|Cooperative Classification||B60L13/10, B60L2200/26|
|Jun 23, 1995||AS||Assignment|
Owner name: PARK SQUARE TECHNOLOGY, LTD., GEORGIA
Free format text: ASSIGNMENT OF ASSIGNORS INTEREST;ASSIGNORS:DAVEY, KENT R.;MORRIS, TONY J.;REEL/FRAME:009093/0060;SIGNING DATES FROM 19950608 TO 19950614
|Sep 8, 1997||AS||Assignment|
Owner name: AMERICAN MAGLEV TECHNOLOGY, INC., GEORGIA
Free format text: ASSIGNMENT OF ASSIGNORS INTEREST;ASSIGNOR:PARK SQUARE INC.;REEL/FRAME:008697/0575

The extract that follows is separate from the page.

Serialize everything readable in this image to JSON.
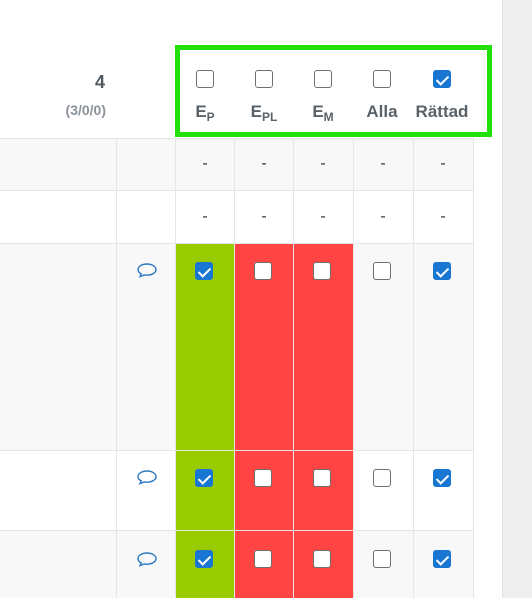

Effective date: 19970825
|Apr 30, 2001||AS||Assignment|
Owner name: AMERICAN MAGLEV, INC., GEORGIA
Free format text: ASSIGNMENT OF ASSIGNORS INTEREST;ASSIGNOR:PARK SQUARE TECHNOLOGY, LTD.;REEL/FRAME:011751/0590
Effective date: 20010423
|Dec 6, 2001||AS||Assignment|
Owner name: OLD DOMINION UNIVERSITY, VIRGINIA
Free format text: ASSIGNMENT OF ASSIGNORS INTEREST;ASSIGNOR:AMERICAN MAGLEV TECHNOLOGY OF FLORIDA;REEL/FRAME:012343/0861
Effective date: 20011031
|Oct 22, 2003||REMI||Maintenance fee reminder mailed|
|Apr 5, 2004||LAPS||Lapse for failure to pay maintenance fees|
|Jun 1, 2004||FP||Expired due to failure to pay maintenance fee|
Effective date: 20040404